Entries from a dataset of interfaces
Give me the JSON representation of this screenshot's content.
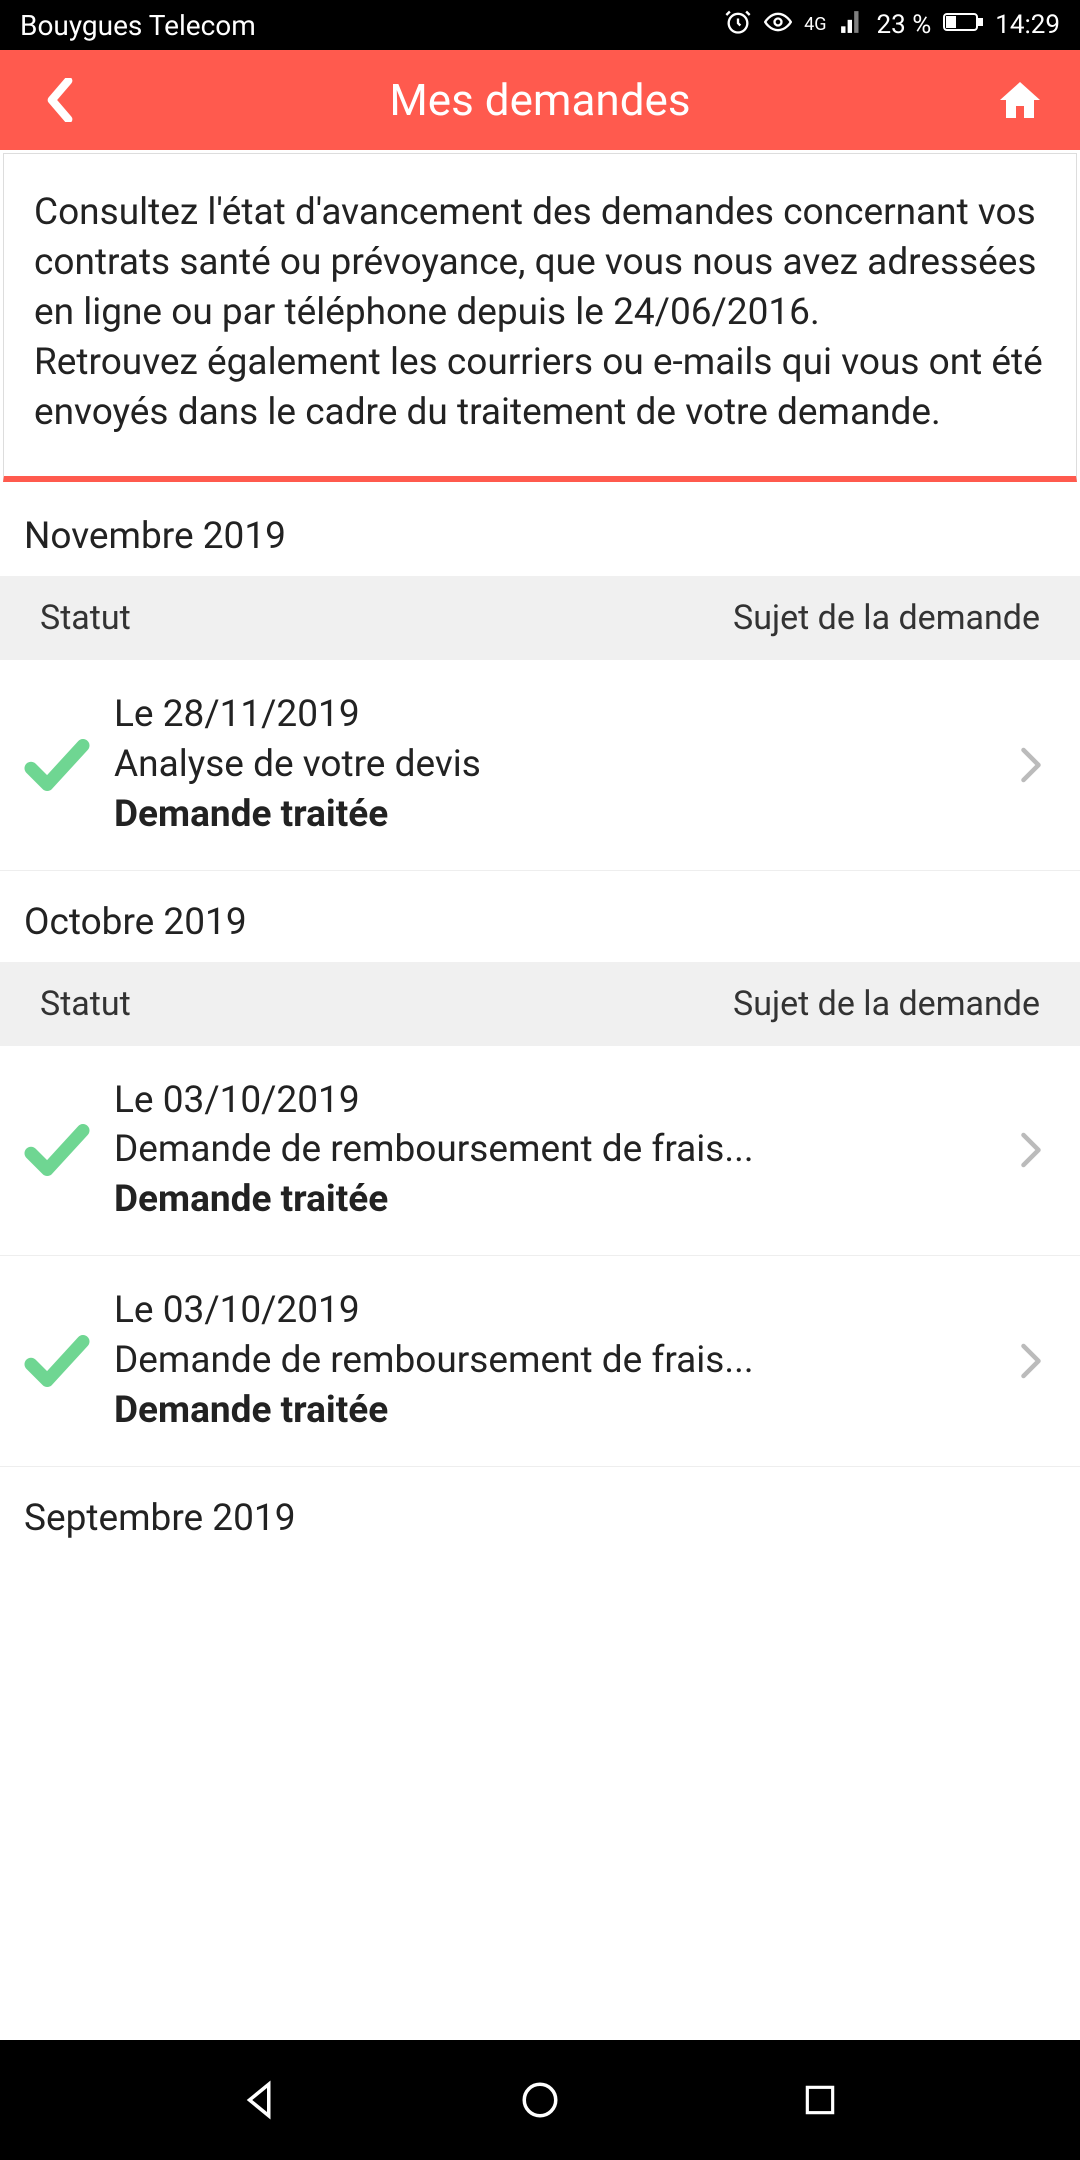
{
  "status": {
    "carrier": "Bouygues Telecom",
    "network": "4G",
    "battery": "23 %",
    "time": "14:29"
  },
  "header": {
    "title": "Mes demandes"
  },
  "intro": {
    "text": "Consultez l'état d'avancement des demandes concernant vos contrats santé ou prévoyance, que vous nous avez adressées en ligne ou par téléphone depuis le 24/06/2016.\nRetrouvez également les courriers ou e-mails qui vous ont été envoyés dans le cadre du traitement de votre demande."
  },
  "tableHeader": {
    "statut": "Statut",
    "sujet": "Sujet de la demande"
  },
  "sections": [
    {
      "month": "Novembre 2019",
      "items": [
        {
          "date": "Le 28/11/2019",
          "subject": "Analyse de votre devis",
          "status": "Demande traitée"
        }
      ]
    },
    {
      "month": "Octobre 2019",
      "items": [
        {
          "date": "Le 03/10/2019",
          "subject": "Demande de remboursement de frais...",
          "status": "Demande traitée"
        },
        {
          "date": "Le 03/10/2019",
          "subject": "Demande de remboursement de frais...",
          "status": "Demande traitée"
        }
      ]
    },
    {
      "month": "Septembre 2019",
      "items": []
    }
  ],
  "colors": {
    "accent": "#ff5a4e",
    "success": "#6fd692"
  }
}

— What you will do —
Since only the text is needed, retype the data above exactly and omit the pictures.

— Response to the exercise —
Give me the JSON representation of this screenshot's content.
{
  "status": {
    "carrier": "Bouygues Telecom",
    "network": "4G",
    "battery": "23 %",
    "time": "14:29"
  },
  "header": {
    "title": "Mes demandes"
  },
  "intro": {
    "text": "Consultez l'état d'avancement des demandes concernant vos contrats santé ou prévoyance, que vous nous avez adressées en ligne ou par téléphone depuis le 24/06/2016.\nRetrouvez également les courriers ou e-mails qui vous ont été envoyés dans le cadre du traitement de votre demande."
  },
  "tableHeader": {
    "statut": "Statut",
    "sujet": "Sujet de la demande"
  },
  "sections": [
    {
      "month": "Novembre 2019",
      "items": [
        {
          "date": "Le 28/11/2019",
          "subject": "Analyse de votre devis",
          "status": "Demande traitée"
        }
      ]
    },
    {
      "month": "Octobre 2019",
      "items": [
        {
          "date": "Le 03/10/2019",
          "subject": "Demande de remboursement de frais...",
          "status": "Demande traitée"
        },
        {
          "date": "Le 03/10/2019",
          "subject": "Demande de remboursement de frais...",
          "status": "Demande traitée"
        }
      ]
    },
    {
      "month": "Septembre 2019",
      "items": []
    }
  ],
  "colors": {
    "accent": "#ff5a4e",
    "success": "#6fd692"
  }
}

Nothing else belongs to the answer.